In this rising rate environment, fears of a trade war, and slowing global economy, it is normal for the whole fixed income securities to get affected, and those who follow our monthly reviews know that all stocks are in a strong bear market. Also, there was the FOMC Funds Rate decision last Wednesday, which has not changed the sentiment and even deepened it. There is a strong technical seller literally everywhere; it seems that the price does not matter.

Currently, I think the stocks are being oversold and I find a lot of good opportunities. However, when you enter you have to be ready to lose a dollar or two, because of the current environment, in which the fixed-income is being traded like common stocks. For those of you who would dare to buy from this massive seller, I recommend GS-D from the floaters, the GLOP preferred stocks from the units and PYS from the third parties. You can also check my article about PYS where I explain in detail the logic behind the trade -> PYS: The Biggest Arbitrage In Fixed Income At The Moment.

Note: This article was originally published on Dec. 21, 2018, and some figures and charts may not be entirely up to date.

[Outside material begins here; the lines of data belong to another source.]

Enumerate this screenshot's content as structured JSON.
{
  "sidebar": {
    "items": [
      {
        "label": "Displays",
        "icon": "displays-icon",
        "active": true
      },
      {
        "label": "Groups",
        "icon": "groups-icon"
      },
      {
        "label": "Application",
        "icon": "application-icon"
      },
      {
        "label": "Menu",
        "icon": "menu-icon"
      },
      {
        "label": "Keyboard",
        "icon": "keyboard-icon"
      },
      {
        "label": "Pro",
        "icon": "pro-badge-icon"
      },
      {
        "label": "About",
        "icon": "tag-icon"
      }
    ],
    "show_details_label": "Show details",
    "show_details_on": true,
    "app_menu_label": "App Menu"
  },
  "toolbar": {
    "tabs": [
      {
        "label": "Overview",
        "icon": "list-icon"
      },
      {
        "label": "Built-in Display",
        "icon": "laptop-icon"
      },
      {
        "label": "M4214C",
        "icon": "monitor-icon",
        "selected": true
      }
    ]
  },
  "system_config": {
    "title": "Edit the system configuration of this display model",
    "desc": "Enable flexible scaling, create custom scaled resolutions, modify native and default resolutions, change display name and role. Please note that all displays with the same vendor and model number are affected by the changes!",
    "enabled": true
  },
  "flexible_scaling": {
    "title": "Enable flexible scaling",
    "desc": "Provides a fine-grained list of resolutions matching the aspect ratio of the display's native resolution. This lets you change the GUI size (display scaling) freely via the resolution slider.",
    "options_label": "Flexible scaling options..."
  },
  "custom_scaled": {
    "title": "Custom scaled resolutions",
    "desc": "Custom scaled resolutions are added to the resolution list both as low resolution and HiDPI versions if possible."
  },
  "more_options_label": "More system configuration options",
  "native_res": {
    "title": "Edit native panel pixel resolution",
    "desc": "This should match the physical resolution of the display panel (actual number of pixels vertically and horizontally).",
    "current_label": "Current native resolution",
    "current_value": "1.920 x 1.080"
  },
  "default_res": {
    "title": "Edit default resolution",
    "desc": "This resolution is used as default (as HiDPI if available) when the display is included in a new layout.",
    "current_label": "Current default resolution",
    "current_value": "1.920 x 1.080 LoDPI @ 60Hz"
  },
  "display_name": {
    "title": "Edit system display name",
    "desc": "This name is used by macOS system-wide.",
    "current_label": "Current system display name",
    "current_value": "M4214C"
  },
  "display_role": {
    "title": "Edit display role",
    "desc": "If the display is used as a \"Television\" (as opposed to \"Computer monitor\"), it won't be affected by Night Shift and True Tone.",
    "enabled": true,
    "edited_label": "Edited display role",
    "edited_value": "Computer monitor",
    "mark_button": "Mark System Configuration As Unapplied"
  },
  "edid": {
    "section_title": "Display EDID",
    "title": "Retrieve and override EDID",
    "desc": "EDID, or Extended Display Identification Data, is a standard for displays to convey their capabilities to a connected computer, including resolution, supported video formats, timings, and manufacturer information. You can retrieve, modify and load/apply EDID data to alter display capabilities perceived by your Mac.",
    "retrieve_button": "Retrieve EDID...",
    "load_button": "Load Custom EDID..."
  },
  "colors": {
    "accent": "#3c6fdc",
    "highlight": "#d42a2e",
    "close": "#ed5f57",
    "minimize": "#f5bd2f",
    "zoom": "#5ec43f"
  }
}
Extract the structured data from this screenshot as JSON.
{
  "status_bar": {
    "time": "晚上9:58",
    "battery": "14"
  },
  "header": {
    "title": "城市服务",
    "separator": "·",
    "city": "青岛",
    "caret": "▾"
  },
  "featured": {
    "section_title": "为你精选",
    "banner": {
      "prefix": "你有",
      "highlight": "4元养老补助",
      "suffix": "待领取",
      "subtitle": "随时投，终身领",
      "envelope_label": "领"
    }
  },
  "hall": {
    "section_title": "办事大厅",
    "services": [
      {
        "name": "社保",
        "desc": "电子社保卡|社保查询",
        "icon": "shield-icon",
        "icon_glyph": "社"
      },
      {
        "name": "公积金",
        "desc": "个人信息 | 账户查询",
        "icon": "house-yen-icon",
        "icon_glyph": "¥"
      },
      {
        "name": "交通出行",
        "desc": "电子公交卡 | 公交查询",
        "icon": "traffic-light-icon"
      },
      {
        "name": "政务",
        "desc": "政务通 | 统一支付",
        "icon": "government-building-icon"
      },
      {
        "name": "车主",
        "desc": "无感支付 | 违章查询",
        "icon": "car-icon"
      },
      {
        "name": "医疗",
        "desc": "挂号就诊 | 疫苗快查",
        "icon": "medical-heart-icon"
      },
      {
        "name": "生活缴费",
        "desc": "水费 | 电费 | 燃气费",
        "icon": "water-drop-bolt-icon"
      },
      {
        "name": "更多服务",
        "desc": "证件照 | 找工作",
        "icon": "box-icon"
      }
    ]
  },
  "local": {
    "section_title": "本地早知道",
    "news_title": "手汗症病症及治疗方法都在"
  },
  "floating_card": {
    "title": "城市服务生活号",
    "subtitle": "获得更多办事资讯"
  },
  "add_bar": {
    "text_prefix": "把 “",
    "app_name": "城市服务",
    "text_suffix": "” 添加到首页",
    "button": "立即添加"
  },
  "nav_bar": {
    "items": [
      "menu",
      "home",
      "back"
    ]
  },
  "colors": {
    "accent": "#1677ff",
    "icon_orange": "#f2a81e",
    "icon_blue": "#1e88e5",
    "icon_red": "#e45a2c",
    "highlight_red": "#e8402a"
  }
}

Disclosure: I am/we are long PYS, GS.PD. I wrote this article myself, and it expresses my own opinions. I am not receiving compensation for it (other than from Seeking Alpha). I have no business relationship with any company whose stock is mentioned in this article.